The Honolulu Authority for Rapid Transit got grim financial news Thursday, with no easy answers ahead.
Tax revenue needed to fund the financially troubled HART project is expected to fall by $100 million over the next few months in response to the COVID-19 pandemic — and the problem could get worse by another $100 million if a critical construction contract is not awarded in July, HART’s directors were told Thursday.
Ruth Lohr, HART’s chief financial officer, told directors that income from general excise and transient accommodation taxes have plummeted as the pandemic stifled Oahu’s tourism industry.
She’s projecting tax shortfalls through October will add up to $100 million. The city’s rail project is currently projected to cost $9.2 billion.
And if a critical “P3” public-private partnership contract to build the final segment of the 20-mile, East Kapolei-to-Ala Moana line is not agreed to by a July 23 deadline, the Federal Transit Administration could withhold another $100 million in badly needed financing.
The rail project is funded primarily through a 0.5% general excise tax surcharge on Oahu and a 1-percentage-point increase in the statewide hotel room tax or transient accommodations tax.
“Honestly, I don’t think we’re going to get any TAT (transient accommodations tax) money for a while,” HART director Dean Hazama said during Lohr’s financial update.

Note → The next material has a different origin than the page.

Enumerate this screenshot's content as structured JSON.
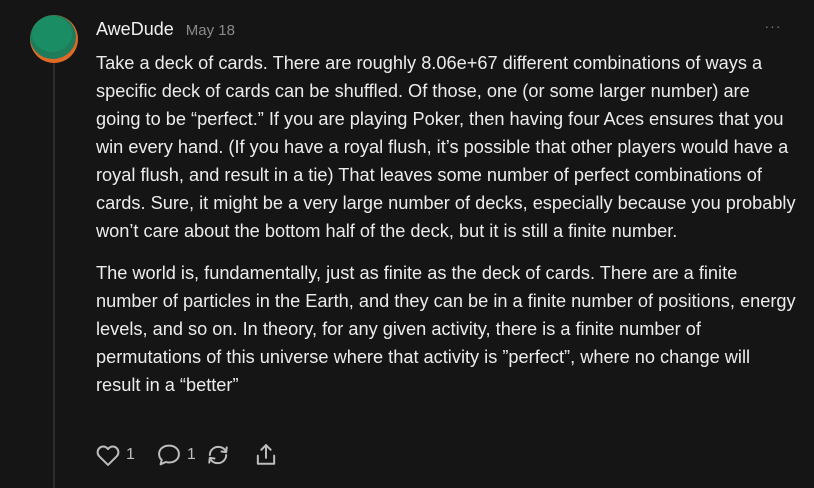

Before Lohr’s presentation, HART director Hoyt Zia asked whether there’s a backup plan if no P3 agreement is reached.
“You’ve always expressed great confidence that the P3 bidding will work, we’ll end up with a bidder,” Zia told Andrew Robbins, HART’s CEO and executive director.
“But, with the new uncertainty … what is the alternative, or the exit strategy, if come July there are no bids or the bids are unacceptable?” Zia asked.
Robbins declined to provide specifics, saying they could jeopardize the current P3 negotiations.
But he insisted “there is a strategy” if no company makes a bid on the project.
Robbins said that all of the “short-listed” potential bidders are “still with us. That’s a big plus. … We are expecting bids in July per our schedule.”
The $100 million in federal funding had been projected to arrive earlier this year, but federal officials withheld it until they see the details of HART’s P3 contract.
In response to questions, Lohr provided no simple solutions to cover the expected shortfall.
She said “it’s not the best time” to raise money through the bond market because of current market volatility.
And transit construction projects across the country like HART’s are not currently eligible for CARES Act funding.
“In terms of what Congress might do, that may be a ways off yet,” Robbins added.